                                   Width="Auto"
                                   Source="{Binding Image}">
                            </Image>
                        </Grid>

                        <VisualStateManager.VisualStateGroups>

                            <!-- Visual states reflect the application's view state inside the FlipView -->
                            <VisualStateGroup x:Name="ApplicationViewStates">
                                <VisualState x:Name="FullScreenLandscape"/>
                                <VisualState x:Name="Filled"/>

                                <!-- Respect the narrower 100-pixel margin convention for portrait -->
                                <VisualState x:Name="FullScreenPortrait">
                                    <Storyboard>
                                        <ObjectAnimationUsingKeyFrames Storyboard.TargetName="image" Storyboard.TargetProperty="Margin">
                                            <DiscreteObjectKeyFrame KeyTime="0" Value="97,20,87,67"/>
                                        </ObjectAnimationUsingKeyFrames>
                                    </Storyboard>
                                </VisualState>

                                <!-- When snapped, the content is reformatted and scrolls vertically -->
                                <VisualState x:Name="Snapped">
                                    <Storyboard>
                                        <ObjectAnimationUsingKeyFrames Storyboard.TargetName="image" Storyboard.TargetProperty="Margin">
                                            <DiscreteObjectKeyFrame KeyTime="0" Value="17,20,17,67"/>
                                        </ObjectAnimationUsingKeyFrames>
                                    </Storyboard>
                                </VisualState>
                            </VisualStateGroup>
                        </VisualStateManager.VisualStateGroups>

                    </UserControl>
                </DataTemplate>
            </FlipView.ItemTemplate>
        </FlipView>

FlipView is a perfect control for what we are trying to achieve as it allows us to flip through items in our folder. A few things to notice here:

  • ItemsSource is bound to Pictures property of our FolderViewModel,
  • FlipView’s DataTemplate contains an Image control whose Source is bound to Image property of PictureModel class.

Conclusion

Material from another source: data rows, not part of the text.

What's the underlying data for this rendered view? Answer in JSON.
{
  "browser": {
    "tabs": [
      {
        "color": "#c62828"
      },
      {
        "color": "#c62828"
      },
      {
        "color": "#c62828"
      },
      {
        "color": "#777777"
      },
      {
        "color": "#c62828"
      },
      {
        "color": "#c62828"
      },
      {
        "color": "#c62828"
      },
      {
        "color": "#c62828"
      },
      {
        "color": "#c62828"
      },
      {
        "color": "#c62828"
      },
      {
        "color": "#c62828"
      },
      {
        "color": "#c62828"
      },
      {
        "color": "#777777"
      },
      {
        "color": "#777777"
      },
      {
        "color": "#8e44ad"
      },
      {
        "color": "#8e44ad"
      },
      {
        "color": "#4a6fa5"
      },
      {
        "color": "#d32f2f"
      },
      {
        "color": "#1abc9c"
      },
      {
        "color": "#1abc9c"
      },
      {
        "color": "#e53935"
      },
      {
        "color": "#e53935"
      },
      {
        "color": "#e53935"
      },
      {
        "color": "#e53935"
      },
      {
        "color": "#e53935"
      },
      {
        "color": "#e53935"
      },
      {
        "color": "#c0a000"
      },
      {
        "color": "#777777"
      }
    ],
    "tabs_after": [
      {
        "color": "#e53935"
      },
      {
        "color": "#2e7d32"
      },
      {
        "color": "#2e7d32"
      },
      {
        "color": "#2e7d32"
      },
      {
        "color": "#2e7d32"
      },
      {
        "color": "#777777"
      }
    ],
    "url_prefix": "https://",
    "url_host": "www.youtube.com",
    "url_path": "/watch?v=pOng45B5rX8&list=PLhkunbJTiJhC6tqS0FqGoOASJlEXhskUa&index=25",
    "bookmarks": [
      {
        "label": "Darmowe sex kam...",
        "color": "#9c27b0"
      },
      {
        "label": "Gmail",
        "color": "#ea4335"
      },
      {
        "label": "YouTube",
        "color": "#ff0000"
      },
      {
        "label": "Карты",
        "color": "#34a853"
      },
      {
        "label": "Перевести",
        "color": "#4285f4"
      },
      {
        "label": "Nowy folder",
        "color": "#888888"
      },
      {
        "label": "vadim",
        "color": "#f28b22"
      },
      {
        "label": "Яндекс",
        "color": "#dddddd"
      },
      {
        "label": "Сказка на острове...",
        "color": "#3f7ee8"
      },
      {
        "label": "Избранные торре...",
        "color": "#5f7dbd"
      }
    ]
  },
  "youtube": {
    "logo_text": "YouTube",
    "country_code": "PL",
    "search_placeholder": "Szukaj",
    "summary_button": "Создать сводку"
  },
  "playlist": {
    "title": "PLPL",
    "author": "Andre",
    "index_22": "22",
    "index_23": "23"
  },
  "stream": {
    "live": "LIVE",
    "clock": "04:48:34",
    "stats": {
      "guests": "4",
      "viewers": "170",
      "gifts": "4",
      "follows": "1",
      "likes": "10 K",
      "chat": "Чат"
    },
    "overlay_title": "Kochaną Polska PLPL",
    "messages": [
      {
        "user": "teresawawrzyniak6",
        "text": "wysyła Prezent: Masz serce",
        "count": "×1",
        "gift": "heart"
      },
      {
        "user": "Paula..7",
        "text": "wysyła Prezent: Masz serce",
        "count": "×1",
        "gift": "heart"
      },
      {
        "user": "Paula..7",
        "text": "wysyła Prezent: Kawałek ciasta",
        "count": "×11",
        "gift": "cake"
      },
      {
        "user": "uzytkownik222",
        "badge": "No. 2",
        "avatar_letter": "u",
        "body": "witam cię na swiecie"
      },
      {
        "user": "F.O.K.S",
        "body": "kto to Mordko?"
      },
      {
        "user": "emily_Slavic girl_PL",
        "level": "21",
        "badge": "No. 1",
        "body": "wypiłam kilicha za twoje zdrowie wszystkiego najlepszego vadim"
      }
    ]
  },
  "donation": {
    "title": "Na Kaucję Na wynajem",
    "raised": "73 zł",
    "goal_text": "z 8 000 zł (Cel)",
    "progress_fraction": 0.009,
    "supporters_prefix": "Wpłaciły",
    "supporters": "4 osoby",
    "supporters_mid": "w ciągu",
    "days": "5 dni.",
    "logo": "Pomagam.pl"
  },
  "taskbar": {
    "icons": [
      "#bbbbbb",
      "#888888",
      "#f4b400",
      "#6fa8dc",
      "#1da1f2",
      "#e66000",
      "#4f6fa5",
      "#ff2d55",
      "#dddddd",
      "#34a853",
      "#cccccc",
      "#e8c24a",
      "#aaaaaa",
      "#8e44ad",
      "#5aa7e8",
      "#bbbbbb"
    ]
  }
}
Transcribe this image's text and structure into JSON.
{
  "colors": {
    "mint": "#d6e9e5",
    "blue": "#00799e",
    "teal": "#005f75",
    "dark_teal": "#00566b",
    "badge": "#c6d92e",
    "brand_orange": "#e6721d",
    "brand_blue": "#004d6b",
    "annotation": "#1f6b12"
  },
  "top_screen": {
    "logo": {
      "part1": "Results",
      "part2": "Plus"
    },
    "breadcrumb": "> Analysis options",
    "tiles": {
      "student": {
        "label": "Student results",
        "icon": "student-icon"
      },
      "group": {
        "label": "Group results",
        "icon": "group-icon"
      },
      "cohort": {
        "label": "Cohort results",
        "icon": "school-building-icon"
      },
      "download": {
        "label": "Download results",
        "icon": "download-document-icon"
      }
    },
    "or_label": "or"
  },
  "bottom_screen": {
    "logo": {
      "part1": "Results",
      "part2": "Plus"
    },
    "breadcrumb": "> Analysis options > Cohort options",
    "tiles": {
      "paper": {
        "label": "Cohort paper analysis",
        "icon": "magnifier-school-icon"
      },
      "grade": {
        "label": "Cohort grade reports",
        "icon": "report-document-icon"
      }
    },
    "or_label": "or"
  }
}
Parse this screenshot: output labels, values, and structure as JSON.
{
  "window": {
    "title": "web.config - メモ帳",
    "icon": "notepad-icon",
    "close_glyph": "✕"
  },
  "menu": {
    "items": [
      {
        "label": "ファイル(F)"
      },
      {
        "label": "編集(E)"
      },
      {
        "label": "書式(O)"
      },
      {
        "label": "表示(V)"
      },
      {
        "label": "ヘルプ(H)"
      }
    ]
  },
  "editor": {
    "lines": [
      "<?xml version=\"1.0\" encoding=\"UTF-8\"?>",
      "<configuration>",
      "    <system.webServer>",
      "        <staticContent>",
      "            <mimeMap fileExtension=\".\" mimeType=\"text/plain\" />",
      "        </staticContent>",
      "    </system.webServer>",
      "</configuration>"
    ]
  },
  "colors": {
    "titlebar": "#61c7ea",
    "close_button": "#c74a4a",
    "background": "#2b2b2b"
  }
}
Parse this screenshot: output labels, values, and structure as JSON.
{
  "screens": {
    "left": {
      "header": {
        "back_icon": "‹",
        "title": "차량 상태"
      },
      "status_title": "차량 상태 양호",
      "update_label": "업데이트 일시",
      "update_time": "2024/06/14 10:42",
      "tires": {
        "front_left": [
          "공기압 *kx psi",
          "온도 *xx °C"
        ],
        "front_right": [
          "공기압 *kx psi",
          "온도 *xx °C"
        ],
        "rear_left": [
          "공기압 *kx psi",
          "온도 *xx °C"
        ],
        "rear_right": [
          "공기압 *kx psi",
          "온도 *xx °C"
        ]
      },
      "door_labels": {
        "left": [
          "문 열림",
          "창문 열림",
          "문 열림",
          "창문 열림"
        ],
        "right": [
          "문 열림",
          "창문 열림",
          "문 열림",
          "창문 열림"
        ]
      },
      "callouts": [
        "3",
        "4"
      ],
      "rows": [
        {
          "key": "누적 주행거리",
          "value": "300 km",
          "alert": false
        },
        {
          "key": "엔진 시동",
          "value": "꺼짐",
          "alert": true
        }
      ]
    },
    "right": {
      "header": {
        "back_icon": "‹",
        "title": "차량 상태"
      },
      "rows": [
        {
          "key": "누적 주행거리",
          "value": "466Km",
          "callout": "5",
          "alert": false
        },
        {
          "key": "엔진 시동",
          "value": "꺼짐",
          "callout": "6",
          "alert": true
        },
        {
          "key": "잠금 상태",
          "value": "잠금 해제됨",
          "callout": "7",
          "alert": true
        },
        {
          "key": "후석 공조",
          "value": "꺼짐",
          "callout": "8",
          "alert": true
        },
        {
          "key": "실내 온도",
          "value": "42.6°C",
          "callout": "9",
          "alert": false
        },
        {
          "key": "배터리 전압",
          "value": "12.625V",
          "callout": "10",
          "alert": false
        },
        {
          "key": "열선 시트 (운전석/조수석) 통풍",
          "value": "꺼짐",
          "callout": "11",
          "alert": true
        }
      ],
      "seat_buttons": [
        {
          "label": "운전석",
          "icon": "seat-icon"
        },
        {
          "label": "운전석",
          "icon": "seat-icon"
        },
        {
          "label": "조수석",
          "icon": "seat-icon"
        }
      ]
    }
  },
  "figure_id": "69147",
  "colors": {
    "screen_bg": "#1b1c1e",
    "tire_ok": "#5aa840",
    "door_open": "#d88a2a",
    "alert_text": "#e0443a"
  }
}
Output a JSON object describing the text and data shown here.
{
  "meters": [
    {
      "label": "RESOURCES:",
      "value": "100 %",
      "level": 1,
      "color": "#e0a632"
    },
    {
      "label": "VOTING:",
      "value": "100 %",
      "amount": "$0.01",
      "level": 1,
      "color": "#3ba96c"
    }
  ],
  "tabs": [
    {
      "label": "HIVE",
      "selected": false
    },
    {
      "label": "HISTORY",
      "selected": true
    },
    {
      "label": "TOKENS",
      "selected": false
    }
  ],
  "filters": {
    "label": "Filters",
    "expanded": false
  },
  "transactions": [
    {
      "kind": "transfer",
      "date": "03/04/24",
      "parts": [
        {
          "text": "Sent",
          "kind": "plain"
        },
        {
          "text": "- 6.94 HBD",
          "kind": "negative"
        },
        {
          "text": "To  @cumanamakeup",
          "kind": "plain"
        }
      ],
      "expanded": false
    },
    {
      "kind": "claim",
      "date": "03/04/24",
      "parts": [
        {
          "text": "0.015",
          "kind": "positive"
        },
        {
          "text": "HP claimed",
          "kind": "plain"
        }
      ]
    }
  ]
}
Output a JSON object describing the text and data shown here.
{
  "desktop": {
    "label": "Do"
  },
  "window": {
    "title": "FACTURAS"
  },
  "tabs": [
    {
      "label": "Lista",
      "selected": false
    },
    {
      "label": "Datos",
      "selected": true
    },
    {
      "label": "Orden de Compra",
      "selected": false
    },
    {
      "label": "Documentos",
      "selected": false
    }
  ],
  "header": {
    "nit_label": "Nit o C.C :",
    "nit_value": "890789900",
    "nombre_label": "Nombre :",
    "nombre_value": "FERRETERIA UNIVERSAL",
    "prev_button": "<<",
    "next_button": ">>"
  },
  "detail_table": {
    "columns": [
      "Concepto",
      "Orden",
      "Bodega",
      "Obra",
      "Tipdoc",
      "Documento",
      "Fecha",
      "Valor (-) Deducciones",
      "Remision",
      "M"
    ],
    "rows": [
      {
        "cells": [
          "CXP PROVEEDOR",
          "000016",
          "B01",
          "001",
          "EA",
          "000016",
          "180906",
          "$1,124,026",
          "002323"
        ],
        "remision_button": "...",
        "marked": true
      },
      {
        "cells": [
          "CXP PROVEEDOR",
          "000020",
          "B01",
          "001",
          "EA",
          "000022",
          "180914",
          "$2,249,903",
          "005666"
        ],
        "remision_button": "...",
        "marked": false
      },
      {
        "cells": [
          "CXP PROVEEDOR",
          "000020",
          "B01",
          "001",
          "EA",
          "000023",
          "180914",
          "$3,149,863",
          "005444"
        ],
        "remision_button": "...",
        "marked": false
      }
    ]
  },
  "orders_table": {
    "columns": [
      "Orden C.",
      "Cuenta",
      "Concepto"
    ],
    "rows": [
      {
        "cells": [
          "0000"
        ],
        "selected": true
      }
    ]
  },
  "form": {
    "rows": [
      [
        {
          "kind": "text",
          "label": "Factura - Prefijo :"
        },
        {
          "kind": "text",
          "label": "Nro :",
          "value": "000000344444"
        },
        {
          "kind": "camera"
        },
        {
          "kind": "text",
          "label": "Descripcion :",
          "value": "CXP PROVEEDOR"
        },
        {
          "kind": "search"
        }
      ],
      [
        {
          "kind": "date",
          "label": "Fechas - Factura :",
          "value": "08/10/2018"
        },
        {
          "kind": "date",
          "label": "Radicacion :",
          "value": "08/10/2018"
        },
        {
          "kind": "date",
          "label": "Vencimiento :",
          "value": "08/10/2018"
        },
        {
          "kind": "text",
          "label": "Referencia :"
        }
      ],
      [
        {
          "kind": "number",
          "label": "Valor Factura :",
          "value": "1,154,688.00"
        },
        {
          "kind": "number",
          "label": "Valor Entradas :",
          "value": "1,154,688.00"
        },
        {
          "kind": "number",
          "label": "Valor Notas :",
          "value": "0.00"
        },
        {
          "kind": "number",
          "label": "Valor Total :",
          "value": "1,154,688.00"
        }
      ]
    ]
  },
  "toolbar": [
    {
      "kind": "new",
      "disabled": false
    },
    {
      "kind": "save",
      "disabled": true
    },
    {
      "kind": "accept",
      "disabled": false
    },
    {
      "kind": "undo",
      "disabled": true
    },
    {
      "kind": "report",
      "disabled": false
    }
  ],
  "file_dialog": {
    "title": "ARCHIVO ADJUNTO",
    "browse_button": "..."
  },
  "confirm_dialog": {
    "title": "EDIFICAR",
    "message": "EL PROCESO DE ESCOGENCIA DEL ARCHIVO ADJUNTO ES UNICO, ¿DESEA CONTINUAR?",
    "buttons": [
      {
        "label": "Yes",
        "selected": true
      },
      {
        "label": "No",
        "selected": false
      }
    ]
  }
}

This is it. Running the app from Visual studio will only display a warning that no pictures could be found, but if you go to Windows Explorer and right click on a photo in Pictures library you should see an option to open it with PhotoViewer. Overall it is a very basic app, but it is a good start. Complete source code of this tutorial is on GitHub.